Recorded information section start
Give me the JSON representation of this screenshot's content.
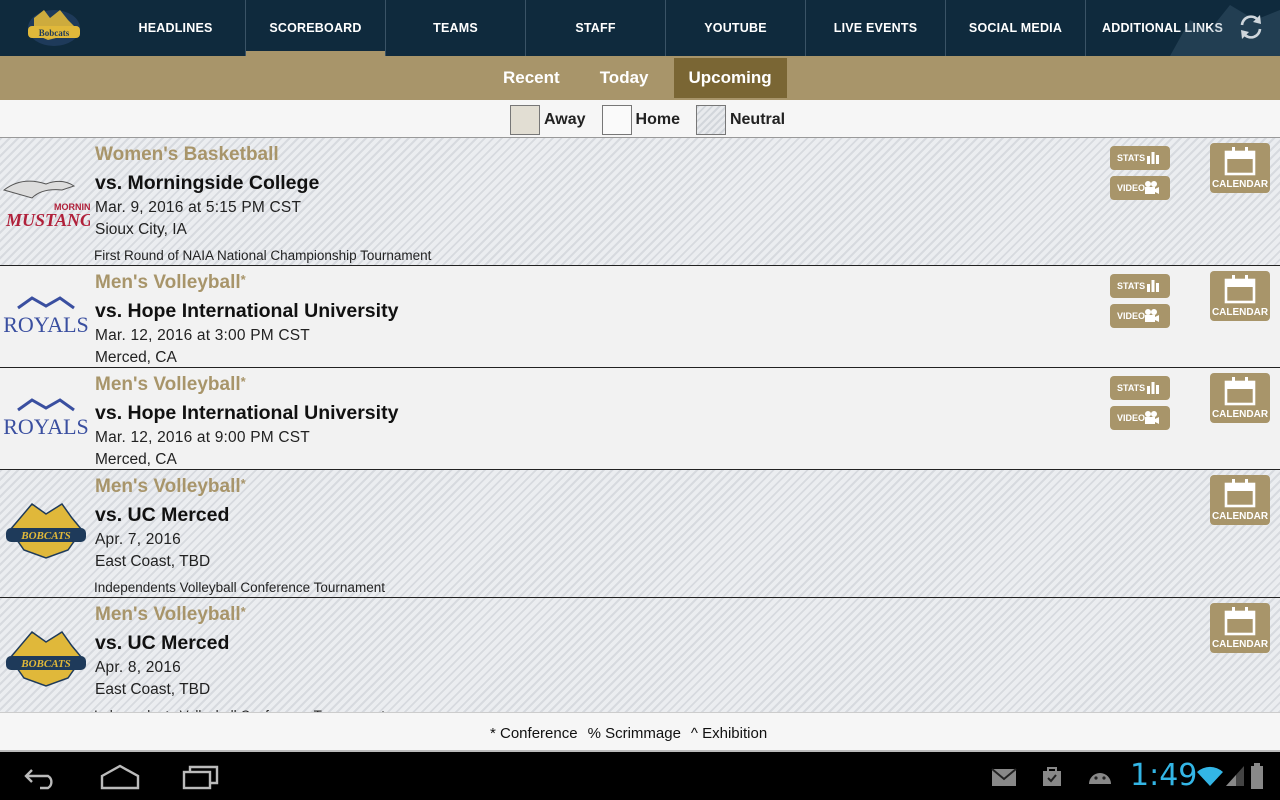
{
  "nav": {
    "items": [
      "HEADLINES",
      "SCOREBOARD",
      "TEAMS",
      "STAFF",
      "YOUTUBE",
      "LIVE EVENTS",
      "SOCIAL MEDIA",
      "ADDITIONAL LINKS"
    ],
    "active_index": 1
  },
  "filters": {
    "tabs": [
      "Recent",
      "Today",
      "Upcoming"
    ],
    "active": "Upcoming"
  },
  "legend": {
    "away": "Away",
    "home": "Home",
    "neutral": "Neutral"
  },
  "buttons": {
    "stats": "STATS",
    "video": "VIDEO",
    "calendar": "CALENDAR"
  },
  "events": [
    {
      "sport": "Women's Basketball",
      "conference": false,
      "opponent": "vs. Morningside College",
      "datetime": "Mar. 9, 2016 at 5:15 PM CST",
      "location": "Sioux City, IA",
      "note": "First Round of NAIA National Championship Tournament",
      "site": "neutral",
      "logo": "morningside-mustangs",
      "logo_text": "MORNINGSIDE MUSTANGS",
      "has_stats_video": true
    },
    {
      "sport": "Men's Volleyball",
      "conference": true,
      "opponent": "vs. Hope International University",
      "datetime": "Mar. 12, 2016 at 3:00 PM CST",
      "location": "Merced, CA",
      "note": "",
      "site": "home",
      "logo": "royals",
      "logo_text": "ROYALS",
      "has_stats_video": true
    },
    {
      "sport": "Men's Volleyball",
      "conference": true,
      "opponent": "vs. Hope International University",
      "datetime": "Mar. 12, 2016 at 9:00 PM CST",
      "location": "Merced, CA",
      "note": "",
      "site": "home",
      "logo": "royals",
      "logo_text": "ROYALS",
      "has_stats_video": true
    },
    {
      "sport": "Men's Volleyball",
      "conference": true,
      "opponent": "vs. UC Merced",
      "datetime": "Apr. 7, 2016",
      "location": "East Coast, TBD",
      "note": "Independents Volleyball Conference Tournament",
      "site": "neutral",
      "logo": "uc-merced-bobcats",
      "logo_text": "BOBCATS",
      "has_stats_video": false
    },
    {
      "sport": "Men's Volleyball",
      "conference": true,
      "opponent": "vs. UC Merced",
      "datetime": "Apr. 8, 2016",
      "location": "East Coast, TBD",
      "note": "Independents Volleyball Conference Tournament",
      "site": "neutral",
      "logo": "uc-merced-bobcats",
      "logo_text": "BOBCATS",
      "has_stats_video": false
    }
  ],
  "footer": {
    "conference": "* Conference",
    "scrimmage": "% Scrimmage",
    "exhibition": "^ Exhibition"
  },
  "system": {
    "clock": "1:49"
  },
  "colors": {
    "navy": "#0f2a3d",
    "gold": "#a8956a",
    "gold_dark": "#7a6634",
    "clock_blue": "#33b5e5"
  }
}
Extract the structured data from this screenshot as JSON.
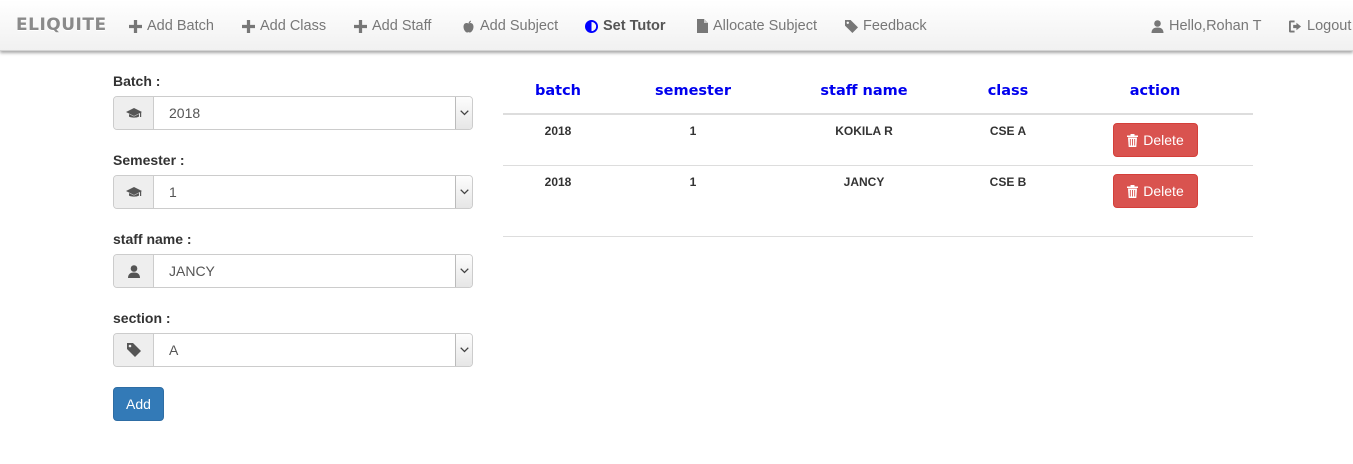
{
  "nav": {
    "brand": "ELIQUITE",
    "items": [
      {
        "label": "Add Batch",
        "icon": "plus-icon"
      },
      {
        "label": "Add Class",
        "icon": "plus-icon"
      },
      {
        "label": "Add Staff",
        "icon": "plus-icon"
      },
      {
        "label": "Add Subject",
        "icon": "apple-icon"
      },
      {
        "label": "Set Tutor",
        "icon": "adjust-icon",
        "active": true
      },
      {
        "label": "Allocate Subject",
        "icon": "file-icon"
      },
      {
        "label": "Feedback",
        "icon": "tag-icon"
      }
    ],
    "user": {
      "label": "Hello,Rohan T",
      "icon": "user-icon"
    },
    "logout": {
      "label": "Logout",
      "icon": "logout-icon"
    }
  },
  "form": {
    "batch": {
      "label": "Batch :",
      "value": "2018",
      "icon": "graduation-cap-icon"
    },
    "semester": {
      "label": "Semester :",
      "value": "1",
      "icon": "graduation-cap-icon"
    },
    "staff": {
      "label": "staff name :",
      "value": "JANCY",
      "icon": "user-icon"
    },
    "section": {
      "label": "section :",
      "value": "A",
      "icon": "tag-icon"
    },
    "add_button": "Add"
  },
  "table": {
    "headers": [
      "batch",
      "semester",
      "staff name",
      "class",
      "action"
    ],
    "rows": [
      {
        "batch": "2018",
        "semester": "1",
        "staff": "KOKILA R",
        "class": "CSE A",
        "action": "Delete"
      },
      {
        "batch": "2018",
        "semester": "1",
        "staff": "JANCY",
        "class": "CSE B",
        "action": "Delete"
      }
    ]
  },
  "colors": {
    "accent": "#337ab7",
    "header_text": "#0000ee",
    "danger": "#d9534f",
    "active_icon": "#0000ff"
  }
}
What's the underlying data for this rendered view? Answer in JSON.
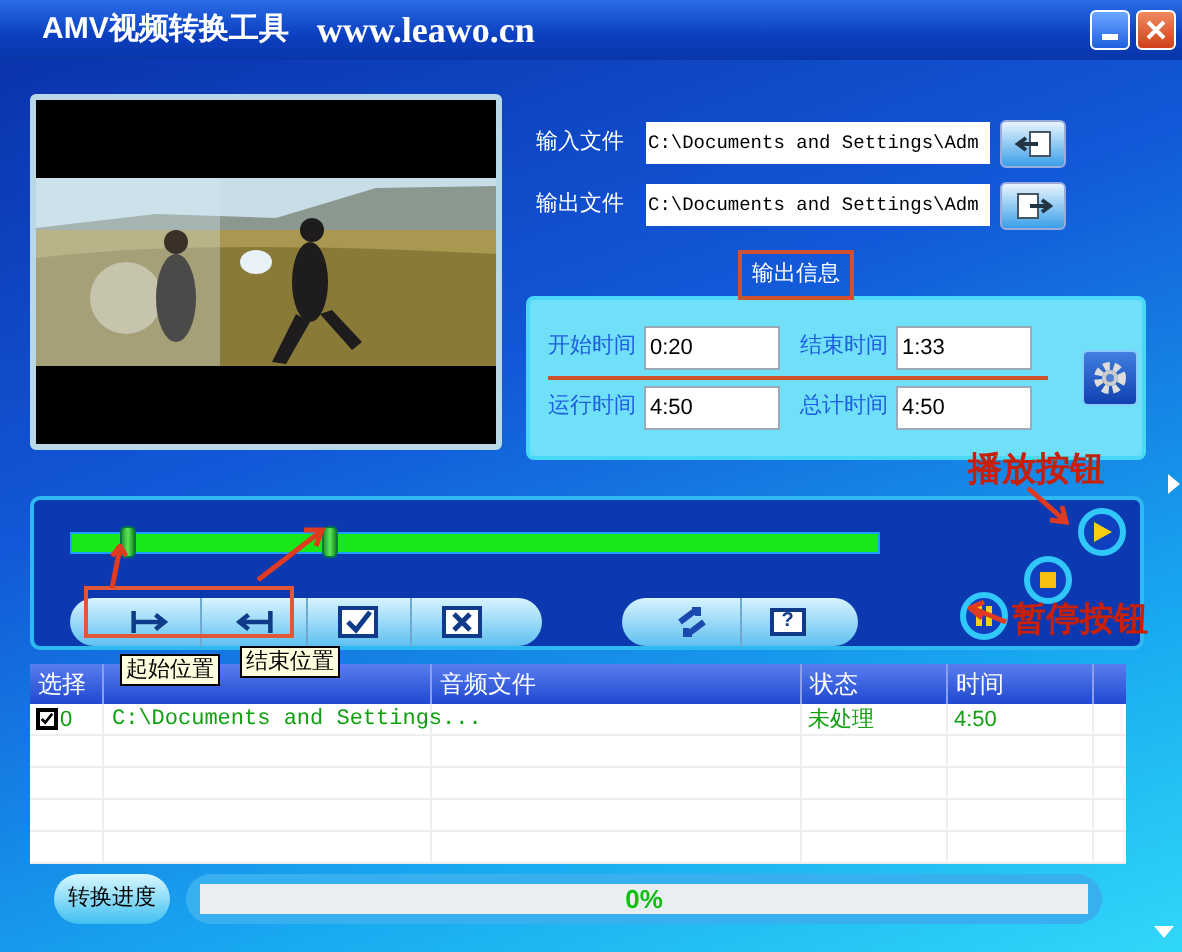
{
  "window": {
    "title": "AMV视频转换工具",
    "website": "www.leawo.cn"
  },
  "files": [
    {
      "label": "输入文件",
      "value": "C:\\Documents and Settings\\Adm"
    },
    {
      "label": "输出文件",
      "value": "C:\\Documents and Settings\\Adm"
    }
  ],
  "output_info": {
    "title": "输出信息",
    "fields": [
      {
        "label": "开始时间",
        "value": "0:20"
      },
      {
        "label": "结束时间",
        "value": "1:33"
      },
      {
        "label": "运行时间",
        "value": "4:50"
      },
      {
        "label": "总计时间",
        "value": "4:50"
      }
    ]
  },
  "slider": {
    "thumbs": [
      {
        "level": 0.07
      },
      {
        "level": 0.32
      }
    ]
  },
  "toolbar": {
    "help": "?"
  },
  "table": {
    "columns": [
      {
        "label": "选择"
      },
      {},
      {
        "label": "音频文件"
      },
      {
        "label": "状态"
      },
      {
        "label": "时间"
      }
    ],
    "rows": [
      {
        "checked": true,
        "index": "0",
        "file": "C:\\Documents and Settings...",
        "status": "未处理",
        "time": "4:50"
      }
    ]
  },
  "progress": {
    "button": "转换进度",
    "level": 0,
    "reading": "0%"
  },
  "annotations": {
    "tooltips": [
      "起始位置",
      "结束位置"
    ],
    "callouts": [
      "播放按钮",
      "暂停按钮"
    ]
  }
}
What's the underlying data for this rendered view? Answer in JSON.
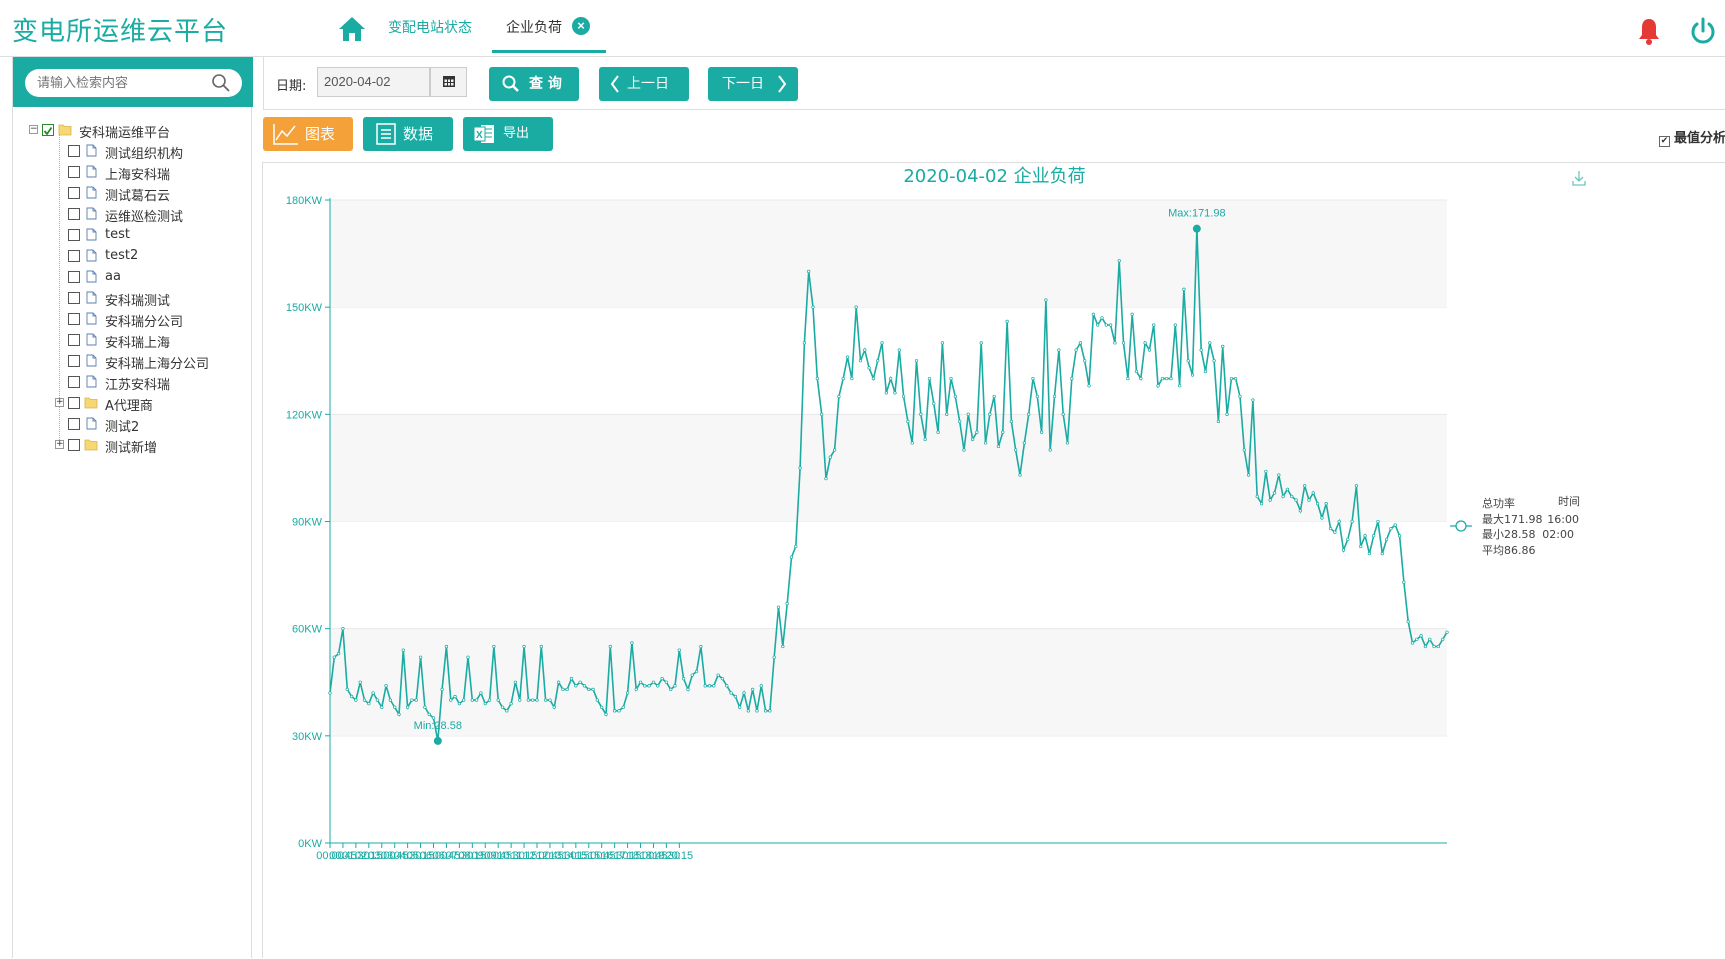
{
  "app": {
    "title": "变电所运维云平台",
    "tabs": [
      {
        "label": "变配电站状态"
      },
      {
        "label": "企业负荷"
      }
    ],
    "tab_close": "×"
  },
  "sidebar": {
    "search_placeholder": "请输入检索内容",
    "tree": [
      {
        "label": "安科瑞运维平台",
        "level": 0,
        "type": "folder",
        "checked": true,
        "expander": "−"
      },
      {
        "label": "测试组织机构",
        "level": 1,
        "type": "file"
      },
      {
        "label": "上海安科瑞",
        "level": 1,
        "type": "file"
      },
      {
        "label": "测试葛石云",
        "level": 1,
        "type": "file"
      },
      {
        "label": "运维巡检测试",
        "level": 1,
        "type": "file"
      },
      {
        "label": "test",
        "level": 1,
        "type": "file"
      },
      {
        "label": "test2",
        "level": 1,
        "type": "file"
      },
      {
        "label": "aa",
        "level": 1,
        "type": "file"
      },
      {
        "label": "安科瑞测试",
        "level": 1,
        "type": "file"
      },
      {
        "label": "安科瑞分公司",
        "level": 1,
        "type": "file"
      },
      {
        "label": "安科瑞上海",
        "level": 1,
        "type": "file"
      },
      {
        "label": "安科瑞上海分公司",
        "level": 1,
        "type": "file"
      },
      {
        "label": "江苏安科瑞",
        "level": 1,
        "type": "file"
      },
      {
        "label": "A代理商",
        "level": 1,
        "type": "folder",
        "expander": "+"
      },
      {
        "label": "测试2",
        "level": 1,
        "type": "file"
      },
      {
        "label": "测试新增",
        "level": 1,
        "type": "folder",
        "expander": "+"
      }
    ]
  },
  "toolbar": {
    "date_label": "日期:",
    "date_value": "2020-04-02",
    "query_label": "查 询",
    "prev_label": "上一日",
    "next_label": "下一日"
  },
  "viewbar": {
    "chart_label": "图表",
    "data_label": "数据",
    "export_label": "导出",
    "maxmin_label": "最值分析",
    "maxmin_checked": true
  },
  "colors": {
    "accent": "#1aaba3",
    "orange": "#f5a13a",
    "bell": "#e53935"
  },
  "chart_data": {
    "type": "line",
    "title": "2020-04-02 企业负荷",
    "ylim": [
      0,
      180
    ],
    "y_unit": "KW",
    "y_ticks": [
      "0KW",
      "30KW",
      "60KW",
      "90KW",
      "120KW",
      "150KW",
      "180KW"
    ],
    "x_ticks": [
      "00:00",
      "00:45",
      "01:30",
      "02:15",
      "03:00",
      "03:45",
      "04:30",
      "05:15",
      "06:00",
      "06:45",
      "07:30",
      "08:15",
      "09:00",
      "09:45",
      "10:30",
      "11:15",
      "12:00",
      "12:45",
      "13:30",
      "14:15",
      "15:00",
      "15:45",
      "16:30",
      "17:15",
      "18:00",
      "18:45",
      "19:30",
      "20:15"
    ],
    "interval_minutes": 15,
    "max_label": "Max:171.98",
    "min_label": "Min:28.58",
    "max_time": "16:00",
    "min_time": "02:00",
    "series": [
      {
        "name": "总功率",
        "values": [
          42,
          52,
          53,
          60,
          43,
          41,
          40,
          45,
          40,
          39,
          42,
          40,
          38,
          44,
          40,
          38,
          36,
          54,
          38,
          40,
          40,
          52,
          38,
          36,
          35,
          28.58,
          43,
          55,
          40,
          41,
          39,
          40,
          52,
          40,
          40,
          42,
          39,
          40,
          55,
          40,
          38,
          37,
          39,
          45,
          40,
          55,
          40,
          40,
          40,
          55,
          40,
          40,
          38,
          45,
          43,
          43,
          46,
          44,
          45,
          44,
          43,
          43,
          40,
          38,
          36,
          55,
          37,
          37,
          38,
          42,
          56,
          43,
          45,
          44,
          44,
          45,
          44,
          46,
          45,
          43,
          44,
          54,
          46,
          43,
          47,
          48,
          55,
          44,
          44,
          44,
          47,
          46,
          44,
          42,
          41,
          38,
          42,
          37,
          43,
          37,
          44,
          37,
          37,
          52,
          66,
          55,
          67,
          80,
          83,
          105,
          140,
          160,
          150,
          130,
          120,
          102,
          108,
          110,
          125,
          130,
          136,
          130,
          150,
          135,
          138,
          133,
          130,
          135,
          140,
          126,
          130,
          126,
          138,
          125,
          118,
          112,
          135,
          120,
          113,
          130,
          123,
          115,
          140,
          120,
          130,
          125,
          118,
          110,
          120,
          113,
          115,
          140,
          112,
          120,
          125,
          111,
          115,
          146,
          118,
          110,
          103,
          112,
          120,
          130,
          125,
          115,
          152,
          110,
          125,
          138,
          120,
          112,
          130,
          138,
          140,
          135,
          128,
          148,
          145,
          147,
          145,
          145,
          140,
          163,
          140,
          130,
          148,
          132,
          130,
          140,
          138,
          145,
          128,
          130,
          130,
          130,
          145,
          128,
          155,
          135,
          131,
          171.98,
          138,
          132,
          140,
          135,
          118,
          139,
          120,
          130,
          130,
          125,
          110,
          103,
          124,
          97,
          95,
          104,
          96,
          98,
          103,
          97,
          99,
          97,
          96,
          93,
          100,
          96,
          98,
          95,
          91,
          95,
          88,
          87,
          90,
          82,
          85,
          90,
          100,
          83,
          86,
          81,
          86,
          90,
          81,
          85,
          88,
          89,
          86,
          73,
          62,
          56,
          57,
          58,
          55,
          57,
          55,
          55,
          57,
          59
        ]
      }
    ],
    "legend": {
      "title": "总功率",
      "time_label": "时间",
      "max_text": "最大171.98",
      "min_text": "最小28.58",
      "avg_text": "平均86.86"
    }
  }
}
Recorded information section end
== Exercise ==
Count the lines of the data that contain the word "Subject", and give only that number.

== Result ==
2